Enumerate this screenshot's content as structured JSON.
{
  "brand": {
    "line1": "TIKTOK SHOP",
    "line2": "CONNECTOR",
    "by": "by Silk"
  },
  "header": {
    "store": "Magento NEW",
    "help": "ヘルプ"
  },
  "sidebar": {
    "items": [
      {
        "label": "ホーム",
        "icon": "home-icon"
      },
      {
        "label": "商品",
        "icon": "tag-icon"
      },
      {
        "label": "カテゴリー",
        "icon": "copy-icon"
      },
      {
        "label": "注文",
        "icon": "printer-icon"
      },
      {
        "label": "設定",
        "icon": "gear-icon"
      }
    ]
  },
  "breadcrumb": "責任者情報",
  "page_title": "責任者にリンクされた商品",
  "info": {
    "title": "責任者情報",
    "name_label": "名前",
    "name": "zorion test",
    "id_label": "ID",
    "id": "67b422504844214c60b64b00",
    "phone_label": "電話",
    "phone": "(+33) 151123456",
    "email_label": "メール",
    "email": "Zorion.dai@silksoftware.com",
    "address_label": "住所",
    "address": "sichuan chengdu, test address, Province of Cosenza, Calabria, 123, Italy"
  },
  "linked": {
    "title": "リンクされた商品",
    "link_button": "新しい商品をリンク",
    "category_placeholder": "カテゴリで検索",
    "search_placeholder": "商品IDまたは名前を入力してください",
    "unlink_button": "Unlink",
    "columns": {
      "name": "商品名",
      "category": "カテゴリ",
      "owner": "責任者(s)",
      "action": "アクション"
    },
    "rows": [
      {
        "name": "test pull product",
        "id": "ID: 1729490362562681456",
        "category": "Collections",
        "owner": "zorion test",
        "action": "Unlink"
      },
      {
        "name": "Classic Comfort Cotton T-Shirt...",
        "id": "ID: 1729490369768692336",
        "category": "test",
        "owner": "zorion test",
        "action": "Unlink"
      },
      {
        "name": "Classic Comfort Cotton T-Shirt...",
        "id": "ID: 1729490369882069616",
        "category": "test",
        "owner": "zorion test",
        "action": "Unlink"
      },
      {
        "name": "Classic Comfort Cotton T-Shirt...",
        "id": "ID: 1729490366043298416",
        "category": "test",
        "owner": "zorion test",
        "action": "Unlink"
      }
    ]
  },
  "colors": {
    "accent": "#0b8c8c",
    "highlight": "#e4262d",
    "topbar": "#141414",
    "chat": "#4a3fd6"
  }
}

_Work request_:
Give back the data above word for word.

_Exercise output_:
Enumerate this screenshot's content as structured JSON.
{
  "brand": {
    "line1": "TIKTOK SHOP",
    "line2": "CONNECTOR",
    "by": "by Silk"
  },
  "header": {
    "store": "Magento NEW",
    "help": "ヘルプ"
  },
  "sidebar": {
    "items": [
      {
        "label": "ホーム",
        "icon": "home-icon"
      },
      {
        "label": "商品",
        "icon": "tag-icon"
      },
      {
        "label": "カテゴリー",
        "icon": "copy-icon"
      },
      {
        "label": "注文",
        "icon": "printer-icon"
      },
      {
        "label": "設定",
        "icon": "gear-icon"
      }
    ]
  },
  "breadcrumb": "責任者情報",
  "page_title": "責任者にリンクされた商品",
  "info": {
    "title": "責任者情報",
    "name_label": "名前",
    "name": "zorion test",
    "id_label": "ID",
    "id": "67b422504844214c60b64b00",
    "phone_label": "電話",
    "phone": "(+33) 151123456",
    "email_label": "メール",
    "email": "Zorion.dai@silksoftware.com",
    "address_label": "住所",
    "address": "sichuan chengdu, test address, Province of Cosenza, Calabria, 123, Italy"
  },
  "linked": {
    "title": "リンクされた商品",
    "link_button": "新しい商品をリンク",
    "category_placeholder": "カテゴリで検索",
    "search_placeholder": "商品IDまたは名前を入力してください",
    "unlink_button": "Unlink",
    "columns": {
      "name": "商品名",
      "category": "カテゴリ",
      "owner": "責任者(s)",
      "action": "アクション"
    },
    "rows": [
      {
        "name": "test pull product",
        "id": "ID: 1729490362562681456",
        "category": "Collections",
        "owner": "zorion test",
        "action": "Unlink"
      },
      {
        "name": "Classic Comfort Cotton T-Shirt...",
        "id": "ID: 1729490369768692336",
        "category": "test",
        "owner": "zorion test",
        "action": "Unlink"
      },
      {
        "name": "Classic Comfort Cotton T-Shirt...",
        "id": "ID: 1729490369882069616",
        "category": "test",
        "owner": "zorion test",
        "action": "Unlink"
      },
      {
        "name": "Classic Comfort Cotton T-Shirt...",
        "id": "ID: 1729490366043298416",
        "category": "test",
        "owner": "zorion test",
        "action": "Unlink"
      }
    ]
  },
  "colors": {
    "accent": "#0b8c8c",
    "highlight": "#e4262d",
    "topbar": "#141414",
    "chat": "#4a3fd6"
  }
}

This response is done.